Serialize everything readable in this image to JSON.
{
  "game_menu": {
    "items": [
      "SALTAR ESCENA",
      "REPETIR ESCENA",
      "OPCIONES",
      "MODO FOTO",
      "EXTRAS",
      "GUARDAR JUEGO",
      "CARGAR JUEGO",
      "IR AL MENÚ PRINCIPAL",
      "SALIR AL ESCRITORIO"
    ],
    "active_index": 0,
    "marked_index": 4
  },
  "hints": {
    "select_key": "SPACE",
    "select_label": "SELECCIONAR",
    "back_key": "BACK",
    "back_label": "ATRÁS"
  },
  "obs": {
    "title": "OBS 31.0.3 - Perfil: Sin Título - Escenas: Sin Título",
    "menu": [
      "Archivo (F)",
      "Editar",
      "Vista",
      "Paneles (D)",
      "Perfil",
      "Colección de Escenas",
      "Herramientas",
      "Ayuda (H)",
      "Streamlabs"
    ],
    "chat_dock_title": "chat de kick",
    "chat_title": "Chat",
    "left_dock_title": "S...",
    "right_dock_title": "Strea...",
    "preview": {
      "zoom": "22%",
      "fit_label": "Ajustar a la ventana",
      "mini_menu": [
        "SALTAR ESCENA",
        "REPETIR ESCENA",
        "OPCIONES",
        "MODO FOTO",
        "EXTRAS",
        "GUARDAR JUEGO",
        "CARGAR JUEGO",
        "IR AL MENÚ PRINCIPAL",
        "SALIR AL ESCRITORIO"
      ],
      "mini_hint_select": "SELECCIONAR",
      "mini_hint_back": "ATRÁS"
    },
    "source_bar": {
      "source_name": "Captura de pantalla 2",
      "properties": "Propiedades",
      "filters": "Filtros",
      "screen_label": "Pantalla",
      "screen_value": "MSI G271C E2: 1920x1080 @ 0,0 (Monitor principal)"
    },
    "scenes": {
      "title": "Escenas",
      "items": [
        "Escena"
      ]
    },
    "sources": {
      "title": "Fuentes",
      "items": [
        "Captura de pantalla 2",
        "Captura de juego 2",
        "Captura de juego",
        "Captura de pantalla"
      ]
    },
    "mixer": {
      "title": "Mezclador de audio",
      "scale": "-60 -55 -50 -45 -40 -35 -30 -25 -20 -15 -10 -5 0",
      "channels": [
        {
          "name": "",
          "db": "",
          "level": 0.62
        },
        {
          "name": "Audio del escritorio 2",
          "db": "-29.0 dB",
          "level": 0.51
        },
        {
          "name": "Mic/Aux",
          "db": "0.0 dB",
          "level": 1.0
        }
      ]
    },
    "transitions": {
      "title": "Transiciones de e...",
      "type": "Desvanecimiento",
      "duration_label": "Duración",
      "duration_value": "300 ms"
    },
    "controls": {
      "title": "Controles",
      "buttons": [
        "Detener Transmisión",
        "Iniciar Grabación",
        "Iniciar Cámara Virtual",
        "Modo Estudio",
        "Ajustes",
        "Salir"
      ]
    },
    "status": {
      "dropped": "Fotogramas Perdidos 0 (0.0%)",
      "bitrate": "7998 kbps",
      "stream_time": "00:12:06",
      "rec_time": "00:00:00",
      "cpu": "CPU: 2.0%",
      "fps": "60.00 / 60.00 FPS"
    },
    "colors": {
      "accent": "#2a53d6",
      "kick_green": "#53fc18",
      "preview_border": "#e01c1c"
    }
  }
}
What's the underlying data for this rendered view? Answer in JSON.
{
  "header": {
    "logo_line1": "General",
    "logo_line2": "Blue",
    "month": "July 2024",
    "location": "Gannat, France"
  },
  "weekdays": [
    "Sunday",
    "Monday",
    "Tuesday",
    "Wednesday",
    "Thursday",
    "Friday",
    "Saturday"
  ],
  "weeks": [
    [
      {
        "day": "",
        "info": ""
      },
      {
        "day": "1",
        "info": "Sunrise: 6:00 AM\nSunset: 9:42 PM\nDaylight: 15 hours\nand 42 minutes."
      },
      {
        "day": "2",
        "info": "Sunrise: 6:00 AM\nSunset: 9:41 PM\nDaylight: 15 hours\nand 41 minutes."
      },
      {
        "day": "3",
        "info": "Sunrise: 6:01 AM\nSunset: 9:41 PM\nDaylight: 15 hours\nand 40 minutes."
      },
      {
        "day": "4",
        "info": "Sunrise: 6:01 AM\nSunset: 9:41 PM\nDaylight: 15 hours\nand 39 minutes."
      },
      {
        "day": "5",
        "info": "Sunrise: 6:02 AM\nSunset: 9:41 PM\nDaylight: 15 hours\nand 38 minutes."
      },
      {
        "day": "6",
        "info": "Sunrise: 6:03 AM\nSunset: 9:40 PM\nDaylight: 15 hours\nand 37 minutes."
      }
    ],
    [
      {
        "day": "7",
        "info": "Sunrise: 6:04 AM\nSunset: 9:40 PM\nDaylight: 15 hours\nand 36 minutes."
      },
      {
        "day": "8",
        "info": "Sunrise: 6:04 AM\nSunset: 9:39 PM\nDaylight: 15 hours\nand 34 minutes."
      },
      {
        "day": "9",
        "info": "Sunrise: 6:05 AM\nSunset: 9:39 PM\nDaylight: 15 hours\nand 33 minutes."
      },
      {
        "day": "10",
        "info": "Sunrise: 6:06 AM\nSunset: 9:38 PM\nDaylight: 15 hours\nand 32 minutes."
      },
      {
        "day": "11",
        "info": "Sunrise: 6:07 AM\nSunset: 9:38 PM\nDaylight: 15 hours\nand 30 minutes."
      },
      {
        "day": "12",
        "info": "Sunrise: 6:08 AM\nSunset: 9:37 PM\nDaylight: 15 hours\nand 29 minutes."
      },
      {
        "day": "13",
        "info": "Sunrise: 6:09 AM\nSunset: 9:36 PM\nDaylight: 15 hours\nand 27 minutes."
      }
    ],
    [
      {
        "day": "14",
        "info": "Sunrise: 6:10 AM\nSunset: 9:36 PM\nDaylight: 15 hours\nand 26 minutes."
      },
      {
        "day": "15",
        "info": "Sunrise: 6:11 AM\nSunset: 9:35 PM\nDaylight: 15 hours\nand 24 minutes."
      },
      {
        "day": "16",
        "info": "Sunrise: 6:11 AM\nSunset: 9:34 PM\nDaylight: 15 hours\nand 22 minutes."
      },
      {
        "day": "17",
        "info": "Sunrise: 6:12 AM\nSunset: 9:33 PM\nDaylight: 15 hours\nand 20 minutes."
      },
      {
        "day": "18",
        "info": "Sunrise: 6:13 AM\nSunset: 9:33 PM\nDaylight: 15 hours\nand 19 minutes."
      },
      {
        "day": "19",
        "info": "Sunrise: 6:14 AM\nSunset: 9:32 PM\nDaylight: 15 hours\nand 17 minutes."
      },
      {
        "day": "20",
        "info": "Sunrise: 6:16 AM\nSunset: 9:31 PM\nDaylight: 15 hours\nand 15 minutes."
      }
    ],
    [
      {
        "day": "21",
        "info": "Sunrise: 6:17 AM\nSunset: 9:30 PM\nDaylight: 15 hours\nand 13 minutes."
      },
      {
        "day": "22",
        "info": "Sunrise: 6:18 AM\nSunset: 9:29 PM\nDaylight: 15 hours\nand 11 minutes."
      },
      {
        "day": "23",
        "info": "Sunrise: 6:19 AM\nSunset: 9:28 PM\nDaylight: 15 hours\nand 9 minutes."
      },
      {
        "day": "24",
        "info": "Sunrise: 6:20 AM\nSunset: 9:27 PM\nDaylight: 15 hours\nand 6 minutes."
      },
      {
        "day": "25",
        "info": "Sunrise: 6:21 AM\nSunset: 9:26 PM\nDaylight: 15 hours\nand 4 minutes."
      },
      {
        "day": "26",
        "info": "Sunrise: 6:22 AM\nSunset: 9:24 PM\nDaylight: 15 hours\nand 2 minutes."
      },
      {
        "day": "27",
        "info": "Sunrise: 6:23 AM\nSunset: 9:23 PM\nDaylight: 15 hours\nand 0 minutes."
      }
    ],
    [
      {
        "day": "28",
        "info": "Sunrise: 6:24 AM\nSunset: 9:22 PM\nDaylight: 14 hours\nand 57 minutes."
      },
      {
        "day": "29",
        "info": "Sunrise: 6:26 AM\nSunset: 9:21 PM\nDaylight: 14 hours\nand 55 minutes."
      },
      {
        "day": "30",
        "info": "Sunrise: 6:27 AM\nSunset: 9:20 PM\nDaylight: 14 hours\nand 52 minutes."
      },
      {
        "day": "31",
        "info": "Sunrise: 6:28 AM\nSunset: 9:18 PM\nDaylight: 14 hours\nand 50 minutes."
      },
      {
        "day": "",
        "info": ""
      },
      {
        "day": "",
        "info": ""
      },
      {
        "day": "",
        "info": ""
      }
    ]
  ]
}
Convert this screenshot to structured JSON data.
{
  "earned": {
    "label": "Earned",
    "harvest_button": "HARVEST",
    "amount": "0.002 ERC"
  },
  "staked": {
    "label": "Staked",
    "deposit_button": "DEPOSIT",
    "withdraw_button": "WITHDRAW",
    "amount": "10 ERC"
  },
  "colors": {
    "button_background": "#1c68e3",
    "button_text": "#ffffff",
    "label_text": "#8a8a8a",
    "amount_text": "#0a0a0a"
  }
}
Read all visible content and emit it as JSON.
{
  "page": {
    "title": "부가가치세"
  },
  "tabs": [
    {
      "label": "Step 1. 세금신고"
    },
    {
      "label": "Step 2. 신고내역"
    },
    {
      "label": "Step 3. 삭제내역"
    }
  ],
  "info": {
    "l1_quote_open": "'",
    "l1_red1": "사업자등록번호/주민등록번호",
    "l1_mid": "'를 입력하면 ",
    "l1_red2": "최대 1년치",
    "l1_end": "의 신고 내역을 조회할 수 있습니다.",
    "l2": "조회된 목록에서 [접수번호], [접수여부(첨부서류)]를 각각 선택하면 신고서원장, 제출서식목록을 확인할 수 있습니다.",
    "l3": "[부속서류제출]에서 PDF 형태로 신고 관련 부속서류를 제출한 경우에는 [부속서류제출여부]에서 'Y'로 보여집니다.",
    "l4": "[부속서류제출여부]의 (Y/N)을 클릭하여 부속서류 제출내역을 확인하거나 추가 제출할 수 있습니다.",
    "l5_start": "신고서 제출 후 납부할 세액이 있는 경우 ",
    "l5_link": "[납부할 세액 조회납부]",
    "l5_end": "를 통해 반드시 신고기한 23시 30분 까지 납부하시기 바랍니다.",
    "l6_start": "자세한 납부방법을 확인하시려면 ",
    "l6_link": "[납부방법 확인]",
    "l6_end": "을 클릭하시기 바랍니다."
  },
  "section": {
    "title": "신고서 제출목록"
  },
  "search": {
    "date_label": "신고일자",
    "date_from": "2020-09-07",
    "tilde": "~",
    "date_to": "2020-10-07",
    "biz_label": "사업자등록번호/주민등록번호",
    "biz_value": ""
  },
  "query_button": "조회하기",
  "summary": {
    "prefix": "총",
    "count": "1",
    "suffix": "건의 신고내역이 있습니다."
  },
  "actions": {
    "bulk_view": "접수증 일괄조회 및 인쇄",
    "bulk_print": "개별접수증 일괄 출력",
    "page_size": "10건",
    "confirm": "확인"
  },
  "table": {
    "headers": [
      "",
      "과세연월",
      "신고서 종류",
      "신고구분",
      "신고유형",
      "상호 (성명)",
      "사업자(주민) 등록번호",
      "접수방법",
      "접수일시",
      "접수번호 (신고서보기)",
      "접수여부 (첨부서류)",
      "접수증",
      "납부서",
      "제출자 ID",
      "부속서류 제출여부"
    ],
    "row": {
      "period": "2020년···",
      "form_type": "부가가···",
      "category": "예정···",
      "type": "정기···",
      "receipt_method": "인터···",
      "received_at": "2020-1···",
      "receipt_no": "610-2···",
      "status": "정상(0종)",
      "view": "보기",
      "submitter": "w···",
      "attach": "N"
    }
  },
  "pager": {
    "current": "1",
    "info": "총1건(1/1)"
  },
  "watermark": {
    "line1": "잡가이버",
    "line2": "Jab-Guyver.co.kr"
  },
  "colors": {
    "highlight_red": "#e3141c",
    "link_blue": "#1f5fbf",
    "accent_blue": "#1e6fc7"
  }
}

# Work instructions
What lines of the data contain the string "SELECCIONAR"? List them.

# Reply to the task
    "select_label": "SELECCIONAR",
      "mini_hint_select": "SELECCIONAR",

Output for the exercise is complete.